I understand the image of blood draining out of an animal’s body can be quite graphic. I still remember witnessing a cow being slaughtered in Pakistan and the blood flowing through the valley. But Muslims, like Jews, insist that so-called ritual slaughter is humane and pain-free because the animal quickly loses consciousness. In the words of Dr Majid Katme, a former spokesman for the Muslim Council of Britain: “There is no time to start feeling any pain.”

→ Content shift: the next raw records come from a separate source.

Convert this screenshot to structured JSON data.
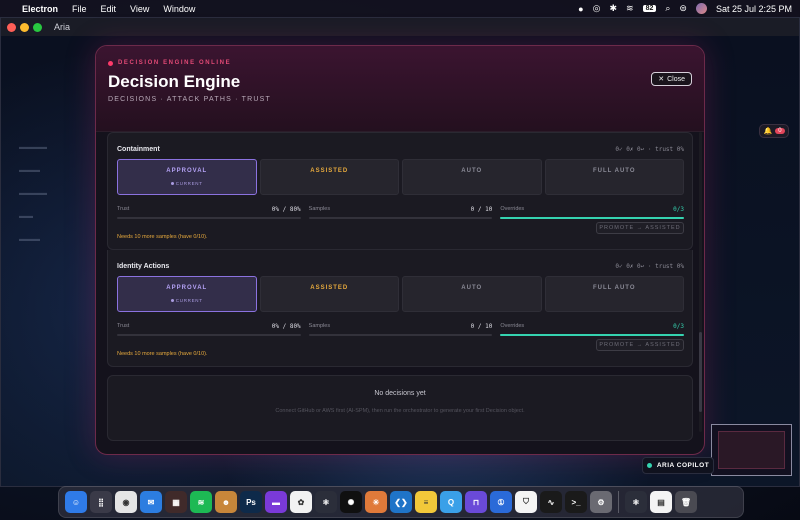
{
  "menubar": {
    "app_name": "Electron",
    "menus": [
      "File",
      "Edit",
      "View",
      "Window"
    ],
    "date_time": "Sat 25 Jul  2:25 PM",
    "battery_label": "82"
  },
  "window": {
    "title": "Aria"
  },
  "bell": {
    "count": "0"
  },
  "modal": {
    "status": "DECISION ENGINE ONLINE",
    "title": "Decision Engine",
    "subtitle": "DECISIONS · ATTACK PATHS · TRUST",
    "close_label": "Close",
    "sections": [
      {
        "title": "Containment",
        "stats": "0✓ 0✗ 0↩ · trust 0%",
        "tiers": [
          "APPROVAL",
          "ASSISTED",
          "AUTO",
          "FULL AUTO"
        ],
        "current_label": "CURRENT",
        "trust_label": "Trust",
        "trust_value": "0% / 80%",
        "trust_fraction": 0,
        "samples_label": "Samples",
        "samples_value": "0 / 10",
        "samples_fraction": 0,
        "overrides_label": "Overrides",
        "overrides_value": "0/3",
        "overrides_fraction": 1,
        "note": "Needs 10 more samples (have 0/10).",
        "promote_label": "PROMOTE → ASSISTED"
      },
      {
        "title": "Identity Actions",
        "stats": "0✓ 0✗ 0↩ · trust 0%",
        "tiers": [
          "APPROVAL",
          "ASSISTED",
          "AUTO",
          "FULL AUTO"
        ],
        "current_label": "CURRENT",
        "trust_label": "Trust",
        "trust_value": "0% / 80%",
        "trust_fraction": 0,
        "samples_label": "Samples",
        "samples_value": "0 / 10",
        "samples_fraction": 0,
        "overrides_label": "Overrides",
        "overrides_value": "0/3",
        "overrides_fraction": 1,
        "note": "Needs 10 more samples (have 0/10).",
        "promote_label": "PROMOTE → ASSISTED"
      }
    ],
    "empty": {
      "title": "No decisions yet",
      "description": "Connect GitHub or AWS first (AI-SPM), then run the orchestrator to generate your first Decision object."
    }
  },
  "copilot": {
    "label": "ARIA COPILOT"
  },
  "dock": {
    "icons": [
      {
        "name": "finder-icon",
        "color": "#2f7be8",
        "glyph": "☺"
      },
      {
        "name": "launchpad-icon",
        "color": "#3a3a48",
        "glyph": "⣿"
      },
      {
        "name": "chrome-icon",
        "color": "#e5e5e5",
        "glyph": "◉"
      },
      {
        "name": "mail-icon",
        "color": "#2c7de0",
        "glyph": "✉"
      },
      {
        "name": "calendar-grid-icon",
        "color": "#402a2a",
        "glyph": "▦"
      },
      {
        "name": "spotify-icon",
        "color": "#1db954",
        "glyph": "≋"
      },
      {
        "name": "character-icon",
        "color": "#c8863a",
        "glyph": "☻"
      },
      {
        "name": "photoshop-icon",
        "color": "#0e2a4a",
        "glyph": "Ps"
      },
      {
        "name": "purple-app-icon",
        "color": "#7a3ad8",
        "glyph": "▬"
      },
      {
        "name": "photos-icon",
        "color": "#f2f2f2",
        "glyph": "✿"
      },
      {
        "name": "electron-icon",
        "color": "#2b2e3a",
        "glyph": "⚛"
      },
      {
        "name": "chatgpt-icon",
        "color": "#101010",
        "glyph": "✺"
      },
      {
        "name": "claude-icon",
        "color": "#e07a3a",
        "glyph": "✳"
      },
      {
        "name": "vscode-icon",
        "color": "#1f74c8",
        "glyph": "❮❯"
      },
      {
        "name": "notes-icon",
        "color": "#f2c83a",
        "glyph": "≡"
      },
      {
        "name": "quicktime-icon",
        "color": "#3aa0e8",
        "glyph": "Q"
      },
      {
        "name": "proton-icon",
        "color": "#6a4ad8",
        "glyph": "⊓"
      },
      {
        "name": "1password-icon",
        "color": "#2a6ad8",
        "glyph": "①"
      },
      {
        "name": "bitwarden-icon",
        "color": "#f4f4f4",
        "glyph": "⛉"
      },
      {
        "name": "activity-monitor-icon",
        "color": "#1a1a1a",
        "glyph": "∿"
      },
      {
        "name": "terminal-icon",
        "color": "#1a1a1a",
        "glyph": ">_"
      },
      {
        "name": "settings-icon",
        "color": "#6a6a72",
        "glyph": "⚙"
      },
      {
        "name": "electron-app-icon",
        "color": "#2b2e3a",
        "glyph": "⚛"
      },
      {
        "name": "document-icon",
        "color": "#f4f4f4",
        "glyph": "▤"
      },
      {
        "name": "trash-icon",
        "color": "#4a4a52",
        "glyph": "🗑"
      }
    ]
  },
  "colors": {
    "accent_pink": "#e34a76",
    "approval_purple": "#8b72e0",
    "assisted_amber": "#e6a93d",
    "teal": "#35d3b0"
  }
}
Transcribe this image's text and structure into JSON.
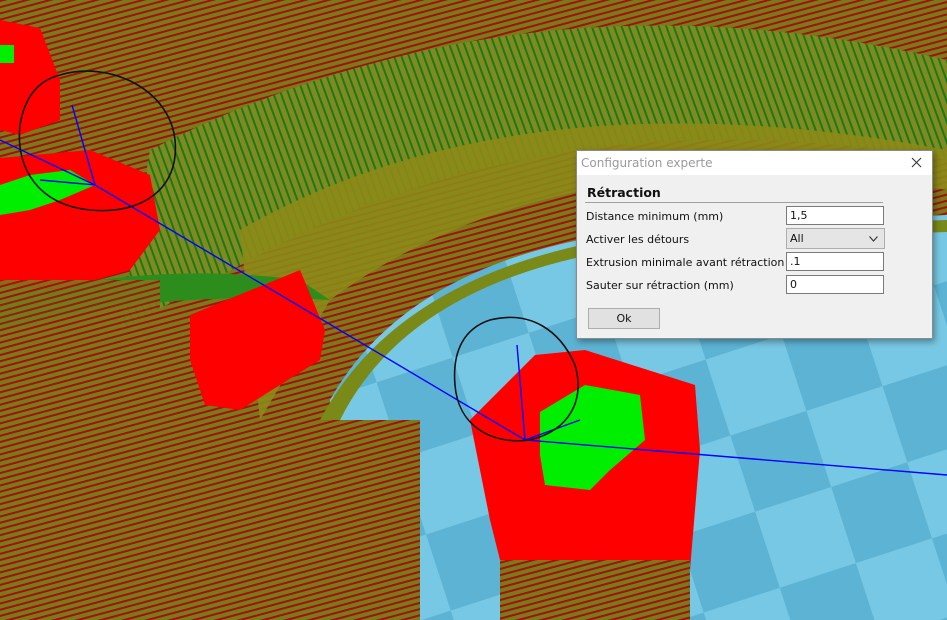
{
  "dialog": {
    "title": "Configuration experte",
    "section_title": "Rétraction",
    "fields": [
      {
        "label": "Distance minimum (mm)",
        "value": "1,5"
      },
      {
        "label": "Activer les détours",
        "value": "All"
      },
      {
        "label": "Extrusion minimale avant rétraction (mm)",
        "value": ".1"
      },
      {
        "label": "Sauter sur rétraction (mm)",
        "value": "0"
      }
    ],
    "ok_label": "Ok"
  },
  "icons": {
    "close": "close-icon",
    "dropdown": "chevron-down-icon"
  },
  "colors": {
    "background_olive": "#6b7a1a",
    "infill_red": "#ff0000",
    "top_layer_green": "#00ee00",
    "build_plate_blue": "#6cc3df",
    "travel_line_blue": "#0000ff"
  }
}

Joe Regenstein, professor of food science at Cornell University in the United States, who leads the university’s Kosher and Halal Food Initiative makes some worthy points, “the traditional or Prophetic method might actually be equal or possibly superior” because the initial pain of the throat cut results “in the animal releasing large quantities of endorphins, putting it in a state of euphoria and numbness”. The cut thus serves as its own stun. The scientific evidence against halal slaughter, Regenstein says, “is extremely weak and has often been done poorly with an agenda driving a desired outcome”.

To then argue that Muslims do not care about animal welfare is ludacris. There are several Quranic verses and sayings of the Prophet warning Muslims not to harm livestock; mistreatment of animals is considered a sin.

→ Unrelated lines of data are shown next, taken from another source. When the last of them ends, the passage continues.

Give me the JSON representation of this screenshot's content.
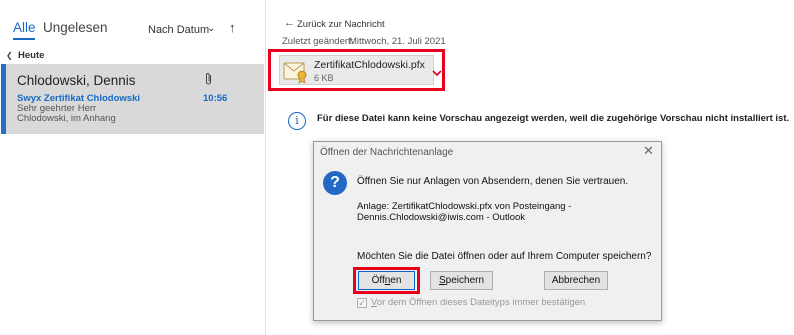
{
  "mail_list": {
    "tabs": {
      "all": "Alle",
      "unread": "Ungelesen"
    },
    "sort": {
      "label": "Nach Datum",
      "chevron_icon": "chevron-down-icon",
      "direction_icon": "arrow-up-icon"
    },
    "group": {
      "label": "Heute",
      "chevron_icon": "chevron-down-icon"
    },
    "selected_message": {
      "sender": "Chlodowski, Dennis",
      "subject": "Swyx Zertifikat Chlodowski",
      "time": "10:56",
      "preview_line1": "Sehr geehrter Herr",
      "preview_line2": "Chlodowski,  im Anhang",
      "attachment_icon": "paperclip-icon"
    }
  },
  "reading_pane": {
    "back_link": "Zurück zur Nachricht",
    "modified_label": "Zuletzt geändert:",
    "modified_date": "Mittwoch, 21. Juli 2021",
    "attachment": {
      "name": "ZertifikatChlodowski.pfx",
      "size": "6 KB",
      "icon": "certificate-file-icon"
    },
    "info_message": "Für diese Datei kann keine Vorschau angezeigt werden, weil die zugehörige Vorschau nicht installiert ist."
  },
  "dialog": {
    "title": "Öffnen der Nachrichtenanlage",
    "message": "Öffnen Sie nur Anlagen von Absendern, denen Sie vertrauen.",
    "detail_line1": "Anlage: ZertifikatChlodowski.pfx von Posteingang -",
    "detail_line2": "Dennis.Chlodowski@iwis.com - Outlook",
    "question": "Möchten Sie die Datei öffnen oder auf Ihrem Computer speichern?",
    "buttons": {
      "open_prefix": "Öff",
      "open_accel": "n",
      "open_suffix": "en",
      "save_accel": "S",
      "save_rest": "peichern",
      "cancel": "Abbrechen"
    },
    "checkbox": {
      "checked": true,
      "accel": "V",
      "rest": "or dem Öffnen dieses Dateityps immer bestätigen"
    }
  },
  "colors": {
    "accent": "#1769c4",
    "highlight_red": "#e8001c",
    "selected_row": "#d9d9d9"
  }
}
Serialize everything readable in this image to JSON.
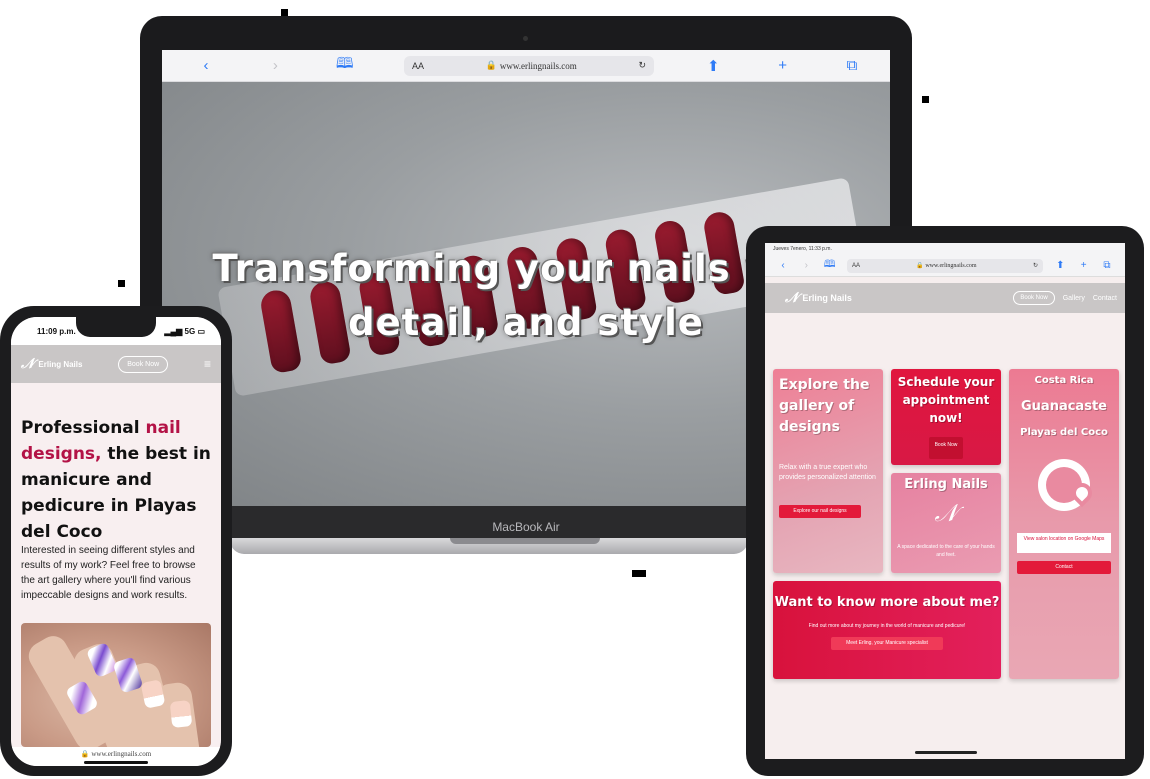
{
  "laptop": {
    "url": "www.erlingnails.com",
    "aa_label": "AA",
    "hero_title_line1": "Transforming your nails with",
    "hero_title_line2": "detail, and style",
    "model_label": "MacBook Air"
  },
  "phone": {
    "time": "11:09 p.m.",
    "network": "5G",
    "brand": "Erling Nails",
    "book_button": "Book Now",
    "heading_pre": "Professional ",
    "heading_accent": "nail designs,",
    "heading_post": " the best in manicure and pedicure in Playas del Coco",
    "paragraph": "Interested in seeing different styles and results of my work? Feel free to browse the art gallery where you'll find various impeccable designs and work results.",
    "url": "www.erlingnails.com"
  },
  "tablet": {
    "status_text": "Jueves 7enero, 11:33 p.m.",
    "aa_label": "AA",
    "url": "www.erlingnails.com",
    "brand": "Erling Nails",
    "nav": {
      "book": "Book Now",
      "gallery": "Gallery",
      "contact": "Contact"
    },
    "card_gallery": {
      "title": "Explore the gallery of designs",
      "text": "Relax with a true expert who provides personalized attention",
      "button": "Explore our nail designs"
    },
    "card_schedule": {
      "title": "Schedule your appointment now!",
      "button": "Book Now"
    },
    "card_brand": {
      "title": "Erling Nails",
      "text": "A space dedicated to the care of your hands and feet."
    },
    "card_location": {
      "line1": "Costa Rica",
      "line2": "Guanacaste",
      "line3": "Playas del Coco",
      "map_button": "View salon location on Google Maps",
      "contact_button": "Contact"
    },
    "card_about": {
      "title": "Want to know more about me?",
      "text": "Find out more about my journey in the world of manicure and pedicure!",
      "button": "Meet Erling, your Manicure specialist"
    }
  }
}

If this issue is really about animal cruelty, we should also label those meat products that have been subject to a pre-slaughter intervention – like having their skull cracked open, being electrocuted, or put in a gas chamber. More so, there should be labelling on meat that has come from animals who have been victims of “mis-stunning”, which leaves the animal conscious and in pain, and occurs “relatively frequently”, according to a 2004 report by the European Food Safety Authority.

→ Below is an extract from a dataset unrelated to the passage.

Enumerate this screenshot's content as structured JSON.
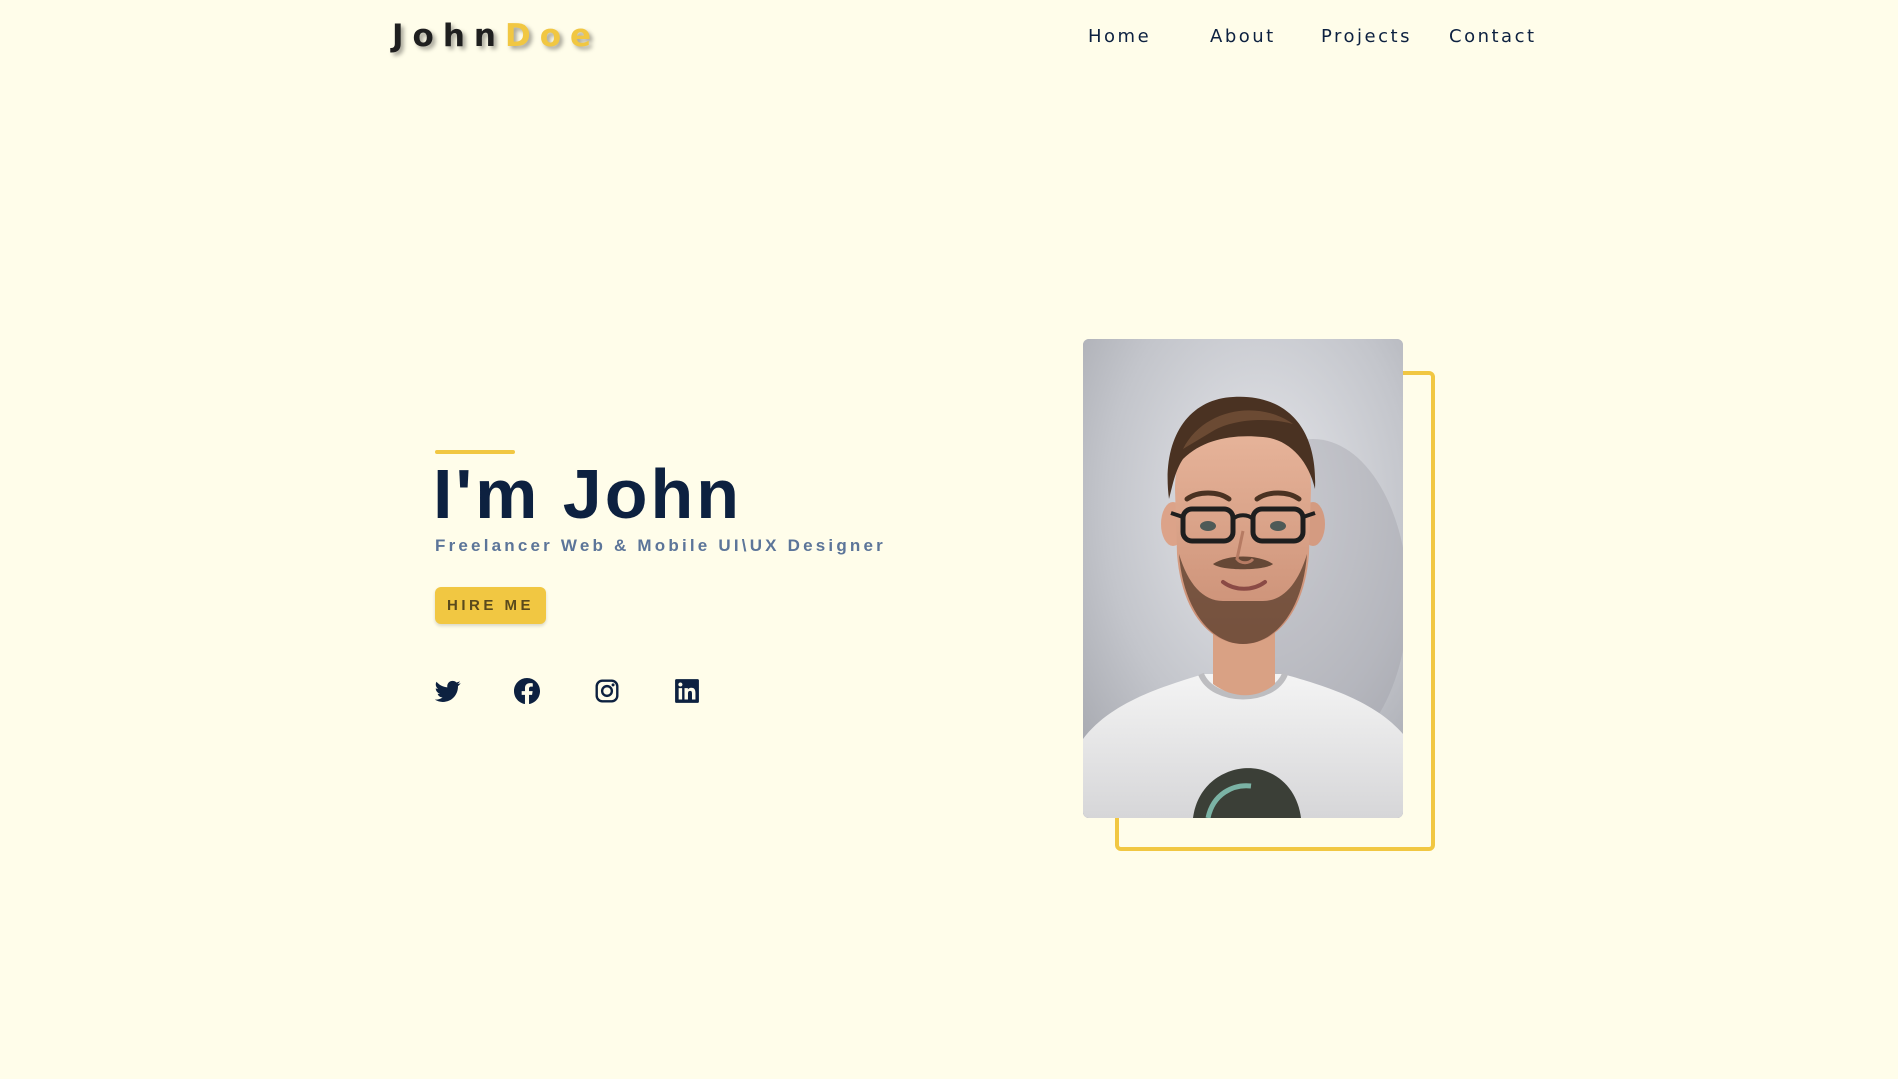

Why not label all meat with detailed explanations of how exactly the animal in question was killed, and let consumers decide? Why is only halal meat in question here? Despite Jews having similar conditions regarding meat being slaughtered why is there no outcry towards the Jewish population? Why are there no headlines aimed at the Jews?  

To even consider for a moment that food outlets are serving halal meat is a sign of Muslim domination is beyond belief. It all comes down to the fact that we live in a capitalist society. Therefore, businesses will invest in what they believe will bring in the money, and not simply to please the Muslim population, which I would like to remind everyone, sits at 3 percent.

Whether Pizza Express or any other food outlet is ‘secretly’ halal is not a mission set up by Secret Services that has somehow been leaked, it takes looking no further than their website to see what options are available.

And if people want to turn this halal issue into a moral panic and vow never to shop at Asda again. May I remind you that also means never to have a kebab again from the takeaways that im sure you undoubtedly enjoyed after a Saturday night. And oh do you remember that curry you was just ‘gorgeous’, yep, that was halal meat too my friend.

So I think we should put this back into perspective. And remember I am the student, like many other Muslims, who in the university canteen is spoilt by choice – either it will be a cheese sandwich, or maybe we will go crazy and get a tuna panini! Your choices have not been limited.

But I would like to leave you with this thought:

Has halal become a substitute for much deeper fears and worries about the presence of a growing and vocal Muslim population.

If this was a debate about animal welfare, it would be about all forms of slaughter; if it was a debate about ritual slaughter, it would address kosher, and not just halal meat.

Is the issue really with the meat or the religion?


Written by Sameera Rafiq